When you need medical treatment, do you ever wonder why some products and services are available and others aren’t? Perhaps your friend in another country is able to get a treatment for a similar ailment that you can’t?
If you’ve ever wondered why, it is because even though healthcare technologies may receive approval to be sold in the EU, each Member State health system independently decides the level of reimbursement for the product – which impacts the accessibility to you as a patient. This process is called health technology assessment (HTA). An HTA might be a part of helping decision-makers determine the technologies, products and services that are offered by the health system. For drugs, following approval by the European Medicines Agencies, an HTA is used to support further price and reimbursement decision making.
The EU has been involved in supporting Member States on HTA for many years, mostly by co-financing joint actions to share best practices, work jointly on methodologies and having initial pilots of joint assessment on HTA (EUnetHTA) which might be further used at national level. However, with the implementation of the Patients’ Rights in Cross-border Healthcare Directive, the EU role in HTA is growing given the establishment of a permanent network to guide strategic decisions about cooperation at EU level – such as moving towards the development of joint HTAs to serve as input in multiple Member States in order to avoid duplication of work.
While the network can provide great benefits to health authorities by sharing information and providing support and complementary activities to national work, it is fundamental that the network ensure appropriate stakeholder involvement so that patient and healthcare professional views, as well as payer and industries expertise, is included in assessments. After all, the people who will use and benefit from technologies should be considered in the evaluation. This means developing a stakeholder involvement policy that secures stakeholder interests, and views, are taken into account before, during, and post decision-making processes on HTA. It is imperative that the network allow for an appropriate amount of stakeholder representatives to take part in the strategic direction of the network as well as individual HTA assessments.
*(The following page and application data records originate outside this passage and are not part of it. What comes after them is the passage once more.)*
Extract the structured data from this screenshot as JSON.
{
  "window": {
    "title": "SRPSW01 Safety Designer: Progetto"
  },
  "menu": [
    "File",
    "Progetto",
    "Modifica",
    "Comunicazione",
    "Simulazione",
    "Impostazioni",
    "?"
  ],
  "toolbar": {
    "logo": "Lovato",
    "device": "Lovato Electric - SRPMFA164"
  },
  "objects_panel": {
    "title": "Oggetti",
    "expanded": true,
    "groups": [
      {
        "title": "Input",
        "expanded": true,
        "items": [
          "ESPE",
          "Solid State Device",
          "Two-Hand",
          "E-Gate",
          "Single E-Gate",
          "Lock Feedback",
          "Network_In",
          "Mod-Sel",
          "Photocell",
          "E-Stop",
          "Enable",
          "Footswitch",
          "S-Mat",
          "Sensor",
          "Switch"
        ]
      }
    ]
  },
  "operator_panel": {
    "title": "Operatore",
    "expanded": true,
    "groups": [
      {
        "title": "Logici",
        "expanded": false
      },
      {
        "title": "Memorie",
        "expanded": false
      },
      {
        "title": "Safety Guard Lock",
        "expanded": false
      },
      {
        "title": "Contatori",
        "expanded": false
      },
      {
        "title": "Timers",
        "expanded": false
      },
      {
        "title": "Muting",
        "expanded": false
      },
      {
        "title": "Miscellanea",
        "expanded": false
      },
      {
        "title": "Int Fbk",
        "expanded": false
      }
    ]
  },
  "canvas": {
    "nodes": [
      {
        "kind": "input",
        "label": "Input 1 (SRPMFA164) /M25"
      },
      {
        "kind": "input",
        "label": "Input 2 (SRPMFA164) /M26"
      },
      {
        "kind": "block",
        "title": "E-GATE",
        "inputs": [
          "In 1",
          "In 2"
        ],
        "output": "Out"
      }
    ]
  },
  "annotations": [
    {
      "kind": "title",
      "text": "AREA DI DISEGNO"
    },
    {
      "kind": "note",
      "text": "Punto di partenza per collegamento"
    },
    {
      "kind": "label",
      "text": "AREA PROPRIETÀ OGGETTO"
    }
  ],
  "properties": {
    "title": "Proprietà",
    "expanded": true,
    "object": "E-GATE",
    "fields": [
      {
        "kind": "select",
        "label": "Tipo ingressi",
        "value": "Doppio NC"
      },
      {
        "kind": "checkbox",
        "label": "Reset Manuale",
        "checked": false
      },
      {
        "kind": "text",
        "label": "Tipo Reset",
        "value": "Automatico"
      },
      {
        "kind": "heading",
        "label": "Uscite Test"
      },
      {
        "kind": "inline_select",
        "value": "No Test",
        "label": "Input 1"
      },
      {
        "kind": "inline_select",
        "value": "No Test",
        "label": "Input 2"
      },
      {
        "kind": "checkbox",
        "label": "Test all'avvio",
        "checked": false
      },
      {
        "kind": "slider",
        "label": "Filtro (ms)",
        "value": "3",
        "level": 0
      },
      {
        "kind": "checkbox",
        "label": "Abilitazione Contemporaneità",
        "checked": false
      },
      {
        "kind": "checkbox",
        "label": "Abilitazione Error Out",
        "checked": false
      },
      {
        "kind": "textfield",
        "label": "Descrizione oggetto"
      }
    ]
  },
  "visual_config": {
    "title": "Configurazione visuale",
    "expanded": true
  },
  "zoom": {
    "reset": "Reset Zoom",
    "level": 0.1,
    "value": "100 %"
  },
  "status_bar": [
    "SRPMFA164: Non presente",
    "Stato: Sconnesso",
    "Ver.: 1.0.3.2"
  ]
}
I believe this is best achieved through the European Commission as Secretariat for the network precisely because the Commission is well-suited to managing stakeholder involvement in networks and expert groups. Its guiding principles and structure also help to safeguard transparency within the network and individual HTAs so that outcomes of joint evaluations can be understood, as well as the reasoning behind why certain technologies are, or are not, available to us in our healthcare system.
Of course, the EU will not be making decisions about which health technologies are reimbursed by Member State health systems, but it does play a very important role in guiding the decision-making processes of Member States on HTA. This is especially important as health systems throughout the EU look at ways to increase efficiency and efficacy of healthcare for all citizens. While HTA has an important part to play in supporting smart decision-making in healthcare, it can only do so via inclusive and transparent processes that ultimately consider all health stakeholders.